** Opening Data provided block **

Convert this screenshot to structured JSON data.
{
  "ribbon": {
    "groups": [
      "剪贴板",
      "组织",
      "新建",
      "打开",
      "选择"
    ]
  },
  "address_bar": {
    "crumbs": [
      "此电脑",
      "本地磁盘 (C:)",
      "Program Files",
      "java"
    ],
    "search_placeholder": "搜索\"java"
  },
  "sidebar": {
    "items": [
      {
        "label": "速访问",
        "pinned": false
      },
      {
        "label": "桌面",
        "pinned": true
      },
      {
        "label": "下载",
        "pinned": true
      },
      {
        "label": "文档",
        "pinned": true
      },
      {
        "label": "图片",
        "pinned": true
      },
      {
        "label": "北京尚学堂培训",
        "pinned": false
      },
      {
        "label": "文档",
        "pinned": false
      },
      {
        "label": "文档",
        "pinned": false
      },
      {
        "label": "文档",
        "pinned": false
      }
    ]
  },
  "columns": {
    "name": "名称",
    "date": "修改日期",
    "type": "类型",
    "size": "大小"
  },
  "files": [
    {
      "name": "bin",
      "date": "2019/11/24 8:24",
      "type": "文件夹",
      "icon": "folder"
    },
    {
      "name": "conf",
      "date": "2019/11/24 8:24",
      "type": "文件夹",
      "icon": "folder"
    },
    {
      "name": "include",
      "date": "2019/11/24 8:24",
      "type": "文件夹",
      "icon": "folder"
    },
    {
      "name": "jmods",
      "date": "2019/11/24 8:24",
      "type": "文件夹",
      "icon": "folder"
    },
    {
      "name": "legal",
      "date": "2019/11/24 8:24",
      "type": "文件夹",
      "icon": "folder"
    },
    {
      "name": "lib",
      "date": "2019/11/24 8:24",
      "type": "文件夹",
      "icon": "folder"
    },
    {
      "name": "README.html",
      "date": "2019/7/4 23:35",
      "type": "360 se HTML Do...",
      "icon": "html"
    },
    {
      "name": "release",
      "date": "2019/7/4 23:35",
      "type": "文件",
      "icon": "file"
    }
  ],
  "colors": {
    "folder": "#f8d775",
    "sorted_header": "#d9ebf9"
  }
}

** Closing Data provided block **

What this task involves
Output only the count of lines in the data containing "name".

Answer to this task
9